>>>
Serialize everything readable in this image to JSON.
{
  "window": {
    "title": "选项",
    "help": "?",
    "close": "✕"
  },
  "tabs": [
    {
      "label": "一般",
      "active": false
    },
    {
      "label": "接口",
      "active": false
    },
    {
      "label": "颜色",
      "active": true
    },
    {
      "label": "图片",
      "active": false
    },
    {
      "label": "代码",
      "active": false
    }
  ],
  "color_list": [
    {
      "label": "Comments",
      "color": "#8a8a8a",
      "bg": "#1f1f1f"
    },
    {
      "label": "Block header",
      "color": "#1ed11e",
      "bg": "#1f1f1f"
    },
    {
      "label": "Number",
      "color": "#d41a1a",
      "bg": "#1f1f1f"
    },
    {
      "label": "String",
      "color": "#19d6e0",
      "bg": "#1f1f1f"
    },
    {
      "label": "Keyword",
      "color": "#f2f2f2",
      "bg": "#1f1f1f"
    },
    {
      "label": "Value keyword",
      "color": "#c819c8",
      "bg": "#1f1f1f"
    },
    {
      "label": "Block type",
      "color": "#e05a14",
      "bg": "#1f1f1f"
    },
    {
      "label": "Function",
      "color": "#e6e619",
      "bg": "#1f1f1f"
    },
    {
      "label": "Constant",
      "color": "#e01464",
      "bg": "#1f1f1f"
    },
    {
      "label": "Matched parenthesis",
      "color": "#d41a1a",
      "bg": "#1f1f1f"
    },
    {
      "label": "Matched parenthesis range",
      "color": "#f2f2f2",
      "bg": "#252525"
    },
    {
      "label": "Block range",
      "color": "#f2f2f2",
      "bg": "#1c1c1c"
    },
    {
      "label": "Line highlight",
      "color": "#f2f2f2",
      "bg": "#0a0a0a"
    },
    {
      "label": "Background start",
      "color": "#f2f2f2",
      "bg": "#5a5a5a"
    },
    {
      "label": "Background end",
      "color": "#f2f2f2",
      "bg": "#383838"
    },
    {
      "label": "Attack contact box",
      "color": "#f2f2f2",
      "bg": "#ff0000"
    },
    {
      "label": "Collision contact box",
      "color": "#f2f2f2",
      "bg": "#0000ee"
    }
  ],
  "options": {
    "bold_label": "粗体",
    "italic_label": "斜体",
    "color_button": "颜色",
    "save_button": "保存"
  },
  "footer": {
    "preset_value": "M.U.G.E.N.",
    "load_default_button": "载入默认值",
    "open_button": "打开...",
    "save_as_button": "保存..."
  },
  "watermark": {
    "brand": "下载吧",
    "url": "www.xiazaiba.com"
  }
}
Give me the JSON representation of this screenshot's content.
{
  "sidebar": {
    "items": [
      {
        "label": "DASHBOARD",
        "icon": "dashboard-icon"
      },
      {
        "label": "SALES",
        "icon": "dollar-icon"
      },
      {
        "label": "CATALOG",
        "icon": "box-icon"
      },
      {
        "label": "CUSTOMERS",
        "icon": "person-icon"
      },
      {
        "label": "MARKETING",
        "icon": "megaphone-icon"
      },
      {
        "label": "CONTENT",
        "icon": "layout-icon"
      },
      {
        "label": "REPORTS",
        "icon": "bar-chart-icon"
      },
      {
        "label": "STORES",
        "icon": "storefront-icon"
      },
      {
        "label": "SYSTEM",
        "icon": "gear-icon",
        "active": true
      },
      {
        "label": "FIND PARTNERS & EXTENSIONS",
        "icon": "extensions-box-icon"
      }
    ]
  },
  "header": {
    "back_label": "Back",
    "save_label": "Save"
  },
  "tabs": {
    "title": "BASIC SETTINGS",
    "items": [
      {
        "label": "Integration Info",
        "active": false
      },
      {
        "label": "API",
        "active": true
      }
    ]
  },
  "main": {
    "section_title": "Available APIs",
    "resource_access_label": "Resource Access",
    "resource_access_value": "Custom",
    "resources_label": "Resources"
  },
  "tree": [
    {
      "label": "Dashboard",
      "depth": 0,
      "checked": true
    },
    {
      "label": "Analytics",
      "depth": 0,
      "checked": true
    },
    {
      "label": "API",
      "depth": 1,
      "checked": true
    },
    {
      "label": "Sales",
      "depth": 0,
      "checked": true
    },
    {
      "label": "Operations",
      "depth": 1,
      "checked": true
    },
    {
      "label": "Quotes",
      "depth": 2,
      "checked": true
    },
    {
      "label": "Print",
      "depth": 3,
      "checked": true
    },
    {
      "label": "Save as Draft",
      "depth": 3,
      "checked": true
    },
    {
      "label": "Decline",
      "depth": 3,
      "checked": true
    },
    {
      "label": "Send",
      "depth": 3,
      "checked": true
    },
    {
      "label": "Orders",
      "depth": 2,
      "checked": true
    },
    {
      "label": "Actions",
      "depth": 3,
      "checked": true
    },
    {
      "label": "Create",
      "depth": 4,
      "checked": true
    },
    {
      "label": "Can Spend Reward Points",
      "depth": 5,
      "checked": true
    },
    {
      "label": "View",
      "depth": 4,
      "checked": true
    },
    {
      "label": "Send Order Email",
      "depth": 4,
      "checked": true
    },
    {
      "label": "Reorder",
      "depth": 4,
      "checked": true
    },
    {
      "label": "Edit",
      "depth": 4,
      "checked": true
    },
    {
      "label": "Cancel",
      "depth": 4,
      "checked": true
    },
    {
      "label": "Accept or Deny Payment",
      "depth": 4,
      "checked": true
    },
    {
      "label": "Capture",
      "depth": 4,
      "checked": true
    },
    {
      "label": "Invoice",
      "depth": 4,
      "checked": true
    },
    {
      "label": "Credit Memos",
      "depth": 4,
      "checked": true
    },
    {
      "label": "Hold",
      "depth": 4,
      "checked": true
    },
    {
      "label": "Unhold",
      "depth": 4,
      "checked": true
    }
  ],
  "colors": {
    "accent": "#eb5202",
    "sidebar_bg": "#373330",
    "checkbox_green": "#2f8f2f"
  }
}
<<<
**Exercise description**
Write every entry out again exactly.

**Reply to the exercise**
Serialize everything readable in this image to JSON.
{
  "window": {
    "title": "选项",
    "help": "?",
    "close": "✕"
  },
  "tabs": [
    {
      "label": "一般",
      "active": false
    },
    {
      "label": "接口",
      "active": false
    },
    {
      "label": "颜色",
      "active": true
    },
    {
      "label": "图片",
      "active": false
    },
    {
      "label": "代码",
      "active": false
    }
  ],
  "color_list": [
    {
      "label": "Comments",
      "color": "#8a8a8a",
      "bg": "#1f1f1f"
    },
    {
      "label": "Block header",
      "color": "#1ed11e",
      "bg": "#1f1f1f"
    },
    {
      "label": "Number",
      "color": "#d41a1a",
      "bg": "#1f1f1f"
    },
    {
      "label": "String",
      "color": "#19d6e0",
      "bg": "#1f1f1f"
    },
    {
      "label": "Keyword",
      "color": "#f2f2f2",
      "bg": "#1f1f1f"
    },
    {
      "label": "Value keyword",
      "color": "#c819c8",
      "bg": "#1f1f1f"
    },
    {
      "label": "Block type",
      "color": "#e05a14",
      "bg": "#1f1f1f"
    },
    {
      "label": "Function",
      "color": "#e6e619",
      "bg": "#1f1f1f"
    },
    {
      "label": "Constant",
      "color": "#e01464",
      "bg": "#1f1f1f"
    },
    {
      "label": "Matched parenthesis",
      "color": "#d41a1a",
      "bg": "#1f1f1f"
    },
    {
      "label": "Matched parenthesis range",
      "color": "#f2f2f2",
      "bg": "#252525"
    },
    {
      "label": "Block range",
      "color": "#f2f2f2",
      "bg": "#1c1c1c"
    },
    {
      "label": "Line highlight",
      "color": "#f2f2f2",
      "bg": "#0a0a0a"
    },
    {
      "label": "Background start",
      "color": "#f2f2f2",
      "bg": "#5a5a5a"
    },
    {
      "label": "Background end",
      "color": "#f2f2f2",
      "bg": "#383838"
    },
    {
      "label": "Attack contact box",
      "color": "#f2f2f2",
      "bg": "#ff0000"
    },
    {
      "label": "Collision contact box",
      "color": "#f2f2f2",
      "bg": "#0000ee"
    }
  ],
  "options": {
    "bold_label": "粗体",
    "italic_label": "斜体",
    "color_button": "颜色",
    "save_button": "保存"
  },
  "footer": {
    "preset_value": "M.U.G.E.N.",
    "load_default_button": "载入默认值",
    "open_button": "打开...",
    "save_as_button": "保存..."
  },
  "watermark": {
    "brand": "下载吧",
    "url": "www.xiazaiba.com"
  }
}
Give me the JSON representation of this screenshot's content.
{
  "sidebar": {
    "items": [
      {
        "label": "DASHBOARD",
        "icon": "dashboard-icon"
      },
      {
        "label": "SALES",
        "icon": "dollar-icon"
      },
      {
        "label": "CATALOG",
        "icon": "box-icon"
      },
      {
        "label": "CUSTOMERS",
        "icon": "person-icon"
      },
      {
        "label": "MARKETING",
        "icon": "megaphone-icon"
      },
      {
        "label": "CONTENT",
        "icon": "layout-icon"
      },
      {
        "label": "REPORTS",
        "icon": "bar-chart-icon"
      },
      {
        "label": "STORES",
        "icon": "storefront-icon"
      },
      {
        "label": "SYSTEM",
        "icon": "gear-icon",
        "active": true
      },
      {
        "label": "FIND PARTNERS & EXTENSIONS",
        "icon": "extensions-box-icon"
      }
    ]
  },
  "header": {
    "back_label": "Back",
    "save_label": "Save"
  },
  "tabs": {
    "title": "BASIC SETTINGS",
    "items": [
      {
        "label": "Integration Info",
        "active": false
      },
      {
        "label": "API",
        "active": true
      }
    ]
  },
  "main": {
    "section_title": "Available APIs",
    "resource_access_label": "Resource Access",
    "resource_access_value": "Custom",
    "resources_label": "Resources"
  },
  "tree": [
    {
      "label": "Dashboard",
      "depth": 0,
      "checked": true
    },
    {
      "label": "Analytics",
      "depth": 0,
      "checked": true
    },
    {
      "label": "API",
      "depth": 1,
      "checked": true
    },
    {
      "label": "Sales",
      "depth": 0,
      "checked": true
    },
    {
      "label": "Operations",
      "depth": 1,
      "checked": true
    },
    {
      "label": "Quotes",
      "depth": 2,
      "checked": true
    },
    {
      "label": "Print",
      "depth": 3,
      "checked": true
    },
    {
      "label": "Save as Draft",
      "depth": 3,
      "checked": true
    },
    {
      "label": "Decline",
      "depth": 3,
      "checked": true
    },
    {
      "label": "Send",
      "depth": 3,
      "checked": true
    },
    {
      "label": "Orders",
      "depth": 2,
      "checked": true
    },
    {
      "label": "Actions",
      "depth": 3,
      "checked": true
    },
    {
      "label": "Create",
      "depth": 4,
      "checked": true
    },
    {
      "label": "Can Spend Reward Points",
      "depth": 5,
      "checked": true
    },
    {
      "label": "View",
      "depth": 4,
      "checked": true
    },
    {
      "label": "Send Order Email",
      "depth": 4,
      "checked": true
    },
    {
      "label": "Reorder",
      "depth": 4,
      "checked": true
    },
    {
      "label": "Edit",
      "depth": 4,
      "checked": true
    },
    {
      "label": "Cancel",
      "depth": 4,
      "checked": true
    },
    {
      "label": "Accept or Deny Payment",
      "depth": 4,
      "checked": true
    },
    {
      "label": "Capture",
      "depth": 4,
      "checked": true
    },
    {
      "label": "Invoice",
      "depth": 4,
      "checked": true
    },
    {
      "label": "Credit Memos",
      "depth": 4,
      "checked": true
    },
    {
      "label": "Hold",
      "depth": 4,
      "checked": true
    },
    {
      "label": "Unhold",
      "depth": 4,
      "checked": true
    }
  ],
  "colors": {
    "accent": "#eb5202",
    "sidebar_bg": "#373330",
    "checkbox_green": "#2f8f2f"
  }
}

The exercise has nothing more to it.